One of the best ways to measure what audiences do that others do not is to see if they buy more initially or shortly after becoming a customer. Can you teach customers to be better customers?
Customer events, content-driven apps, and even print magazines are used not only to make customers feel better about their purchase, but to provide separate, discrete value from the brand as well.
Consider Nike. The company began developing branded apps in 2006. Now, it has multiple apps focused on helping runners and athletes track their progress. As Ad Age recently reported: Collectively, these apps boast a user base of over 28 million people. That is 28 million people to which the brand has direct access. With this greater customer intimacy, Nike gains invaluable insights and information about its user base. With access to all this information, Nike could have used it to aggressively drive sales from the apps, but instead Nike brilliantly created an authentic athlete community by means of its apps.
Through this community Nike built, the brand fosters intense loyalty, which translates to revenue down the line.
That is the power of an aggregated audience, and it changes the remit of marketing considerably.
Cash value: Generate revenue from marketing
Cash value is squarely where my and Joe Pulizzi’s book Killing Marketing is focused. Direct revenue – marketing as a business model – is the most unorthodox value an audience can provide. By doing this, leading companies are diversifying their businesses, generating higher margins, and/or mitigating costs of other marketing activities. They are, when combined with the savings attributed to other values, marketing at a profit.
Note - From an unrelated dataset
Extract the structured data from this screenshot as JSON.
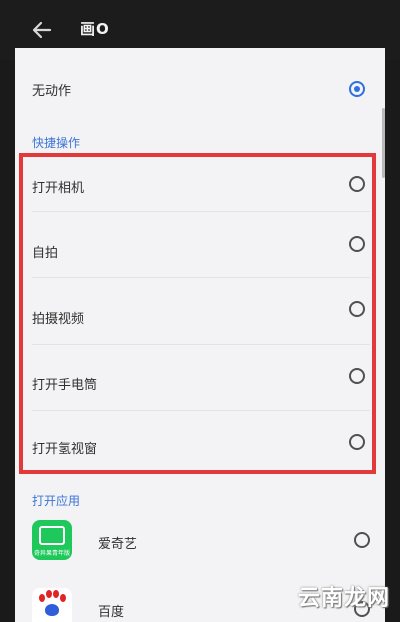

One of the best representations of this is Salesforce.com and its Dreamforce event. The company’s flagship content platform is the second largest technology event in the United States. More than 170,000 people from more than 83 countries attend each year. According to its 2017 annual report, there are approximately 150,000 total customers to the software platform. That means, of course, that customers as well as non-customers attend Dreamforce. At an average registration fee of $1,500 (conference passes for 2018 are listed at $2,199), that’s $225 million in revenue without accounting for additional event-related revenue such as sponsorships.
There’s no app for that
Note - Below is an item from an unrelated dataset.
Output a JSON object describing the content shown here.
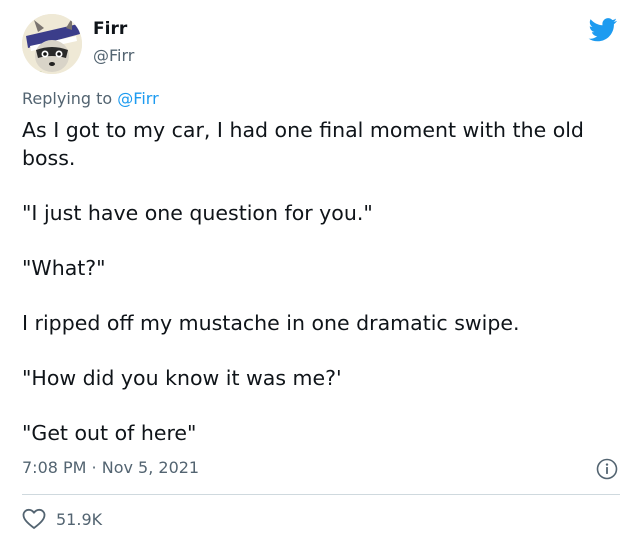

The key to understanding these 4 Cs of value is that there is no dashboard application for them. Companies monetize audiences by rolling up their sleeves and using their audience asset to run tests. They experiment. They hypothesize. As Eli Goldratt would explain, they understand the difference between data and information. These marketers:
- Retrieve a segment of their subscribed audience for a targeted advertising campaign to test whether it helps reach or conversions.
- Poll and survey their audience members to understand them more deeply and learn how they might deliver better marketing content to them.
- Track them across publications and use audience data to serve more optimized e-commerce catalog products to see if it lifts shopping cart value.
- Tag them as they work through the buyer’s journey and partner with sales to deliver insight so sales can see if the content marketing leads close at a higher rate.
- Measure organic vs. purchased traffic to see if audiences are acquired more efficiently or effectively – and/or if they are more likely to turn into leads over time.
In short, successful marketers measure their efforts by using the value of the asset – the audience – and applying it as a tool to garner multiple positive impacts on the business. And the audience value grows in two ways – in size (thus increasing the impact) and in the number of success goals it can support.
The critical thing, as Eli Goldratt might say, is to first understand what success looks like. You should have hypotheses you can test. So when someone asks, “What does success look like?” you have a clear and distinct answer. Then, when asked “What are you trying to measure?” you can specify exactly what is needed to understand your progress toward that success.
Now you know how you will behave. It’s logical. How do you measure content marketing? You don’t measure the content. You measure your audience’s impact on the business.